Start of Block

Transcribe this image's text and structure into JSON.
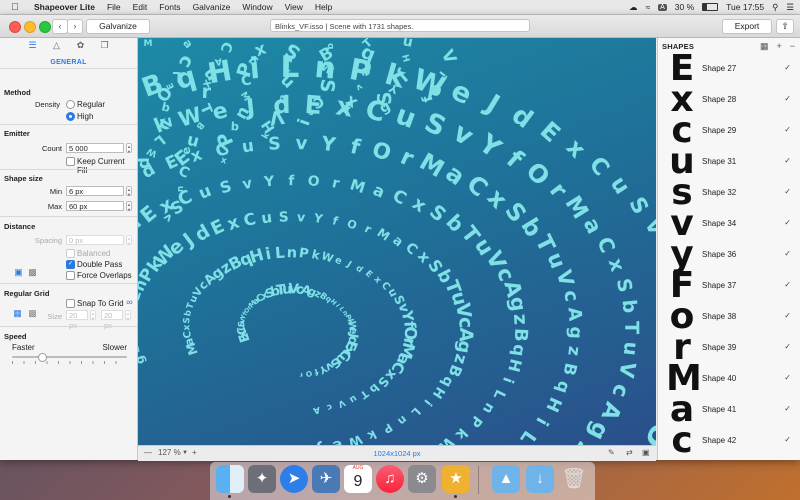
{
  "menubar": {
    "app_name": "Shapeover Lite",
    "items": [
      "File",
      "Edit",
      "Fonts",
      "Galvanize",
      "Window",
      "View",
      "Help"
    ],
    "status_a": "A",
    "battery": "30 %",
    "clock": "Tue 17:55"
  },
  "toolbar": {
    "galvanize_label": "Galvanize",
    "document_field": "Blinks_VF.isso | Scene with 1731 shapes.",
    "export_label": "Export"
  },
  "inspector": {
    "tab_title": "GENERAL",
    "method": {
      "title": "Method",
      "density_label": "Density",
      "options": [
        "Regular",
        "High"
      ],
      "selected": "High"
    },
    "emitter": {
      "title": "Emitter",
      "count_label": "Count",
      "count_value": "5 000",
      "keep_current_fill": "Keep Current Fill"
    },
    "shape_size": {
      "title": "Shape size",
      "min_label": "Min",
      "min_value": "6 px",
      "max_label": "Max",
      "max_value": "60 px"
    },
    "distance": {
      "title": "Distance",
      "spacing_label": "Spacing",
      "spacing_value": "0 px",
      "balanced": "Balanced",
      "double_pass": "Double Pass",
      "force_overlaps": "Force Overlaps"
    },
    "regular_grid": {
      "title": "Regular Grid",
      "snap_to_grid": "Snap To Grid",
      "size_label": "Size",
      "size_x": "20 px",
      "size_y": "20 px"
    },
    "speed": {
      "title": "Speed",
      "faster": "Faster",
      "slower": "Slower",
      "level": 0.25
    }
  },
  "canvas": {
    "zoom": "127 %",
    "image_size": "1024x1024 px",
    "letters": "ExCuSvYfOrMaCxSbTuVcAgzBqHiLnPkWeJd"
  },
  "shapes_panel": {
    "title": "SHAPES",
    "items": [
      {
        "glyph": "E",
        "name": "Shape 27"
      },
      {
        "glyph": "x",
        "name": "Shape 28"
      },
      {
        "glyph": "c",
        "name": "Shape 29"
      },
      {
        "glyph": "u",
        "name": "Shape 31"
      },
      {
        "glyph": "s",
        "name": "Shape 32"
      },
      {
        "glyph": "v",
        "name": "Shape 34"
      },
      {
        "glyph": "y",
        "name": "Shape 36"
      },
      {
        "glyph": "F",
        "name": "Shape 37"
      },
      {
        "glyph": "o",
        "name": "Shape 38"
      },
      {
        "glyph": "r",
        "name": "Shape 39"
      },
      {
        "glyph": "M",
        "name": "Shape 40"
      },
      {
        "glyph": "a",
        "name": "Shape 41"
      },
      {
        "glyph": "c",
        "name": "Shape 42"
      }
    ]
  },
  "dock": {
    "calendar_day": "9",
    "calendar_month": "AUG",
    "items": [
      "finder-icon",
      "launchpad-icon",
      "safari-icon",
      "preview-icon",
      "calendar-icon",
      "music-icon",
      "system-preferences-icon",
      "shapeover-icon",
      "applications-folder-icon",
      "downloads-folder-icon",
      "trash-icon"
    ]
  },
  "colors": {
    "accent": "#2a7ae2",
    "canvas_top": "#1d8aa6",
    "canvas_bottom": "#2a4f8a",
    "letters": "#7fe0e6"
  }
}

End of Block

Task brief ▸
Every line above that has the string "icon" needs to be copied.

Response to the exercise ▸
      "finder-icon",
      "launchpad-icon",
      "safari-icon",
      "preview-icon",
      "calendar-icon",
      "music-icon",
      "system-preferences-icon",
      "shapeover-icon",
      "applications-folder-icon",
      "downloads-folder-icon",
      "trash-icon"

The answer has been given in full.